Andrew Herdman, director general of the Association of Asia Pacific Airlines, predicts that capacity in his region will be flat at best over the coming year. "I think we will see negligible capacity growth [in 2009] and if market conditions continue to decline, you might see some cuts in capacity," says Herdman.
"At the moment the cargo market has shown the steepest decline and cargo capacity has been cut sharply, but load factors have stayed unchanged. On the passenger side, we have not been cutting capacity fast enough to match falling demand. That is forcing airlines to keep revisiting their capacity plans."

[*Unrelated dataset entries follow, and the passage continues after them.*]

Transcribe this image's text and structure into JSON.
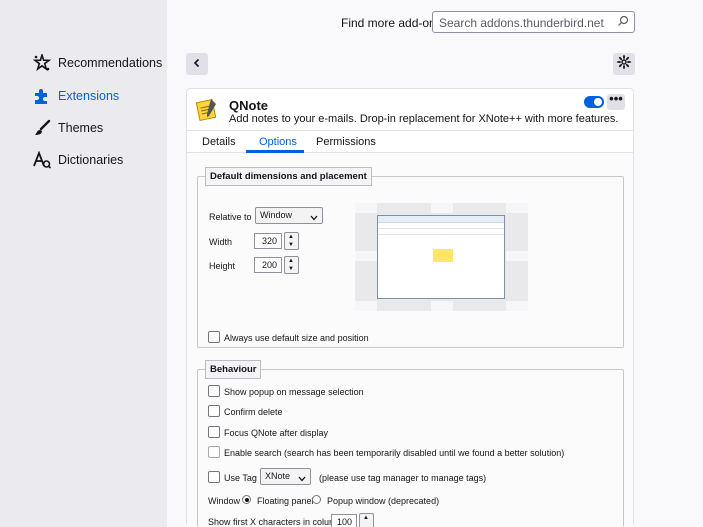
{
  "sidebar": {
    "items": [
      {
        "label": "Recommendations",
        "icon": "recommendations-icon"
      },
      {
        "label": "Extensions",
        "icon": "puzzle-icon",
        "active": true
      },
      {
        "label": "Themes",
        "icon": "brush-icon"
      },
      {
        "label": "Dictionaries",
        "icon": "dictionary-icon"
      }
    ]
  },
  "header": {
    "find_more": "Find more add-ons",
    "search_placeholder": "Search addons.thunderbird.net"
  },
  "addon": {
    "name": "QNote",
    "description": "Add notes to your e-mails. Drop-in replacement for XNote++ with more features.",
    "enabled": true,
    "more": "•••"
  },
  "tabs": [
    {
      "label": "Details"
    },
    {
      "label": "Options",
      "active": true
    },
    {
      "label": "Permissions"
    }
  ],
  "options": {
    "dimensions": {
      "legend": "Default dimensions and placement",
      "relative_label": "Relative to",
      "relative_value": "Window",
      "width_label": "Width",
      "width_value": "320",
      "height_label": "Height",
      "height_value": "200",
      "always_default": "Always use default size and position"
    },
    "behaviour": {
      "legend": "Behaviour",
      "show_popup": "Show popup on message selection",
      "confirm_delete": "Confirm delete",
      "focus_after": "Focus QNote after display",
      "enable_search": "Enable search (search has been temporarily disabled until we found a better solution)",
      "use_tag": "Use Tag",
      "tag_value": "XNote",
      "tag_note": "(please use tag manager to manage tags)",
      "window_label": "Window",
      "floating_panel": "Floating panel",
      "popup_window": "Popup window (deprecated)",
      "show_first": "Show first X characters in column",
      "show_first_value": "100"
    }
  },
  "colors": {
    "accent": "#0061e0",
    "sidebar_bg": "#ebebef"
  }
}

Herdman adds that "there is no escaping the fact we are facing a global slowdown", and says Asia will not be excluded from this. However, he notes that some domestic markets, such as Indonesia and China - after a difficult 2008 - might be quite strong in 2009.
IATA's Pearce says the "weakness of China has been a very important factor in precipitating the weakness we've seen", but agrees that there is likely to be "some growth of air travel in China, which will help to support travel in the region". However, while domestic markets in Asia are "rebounding", Pearce points out that "international travel is still declining sharply".
It is clear that the airline industry is going to have to tightly fasten its seatbelt and prepare for an extremely bumpy ride as we head into 2009. With a global recession that looks set to get much worse before it gets better, those carriers that haven't "done their homework", as Bisignani puts it, could find themselves in deep trouble.
Adds Pearce: "In this sort of environment it's very difficult to say who the winners are and who will be the losers, but it's clear that to survive in this environment, airlines will have to have low costs and robust balance sheets."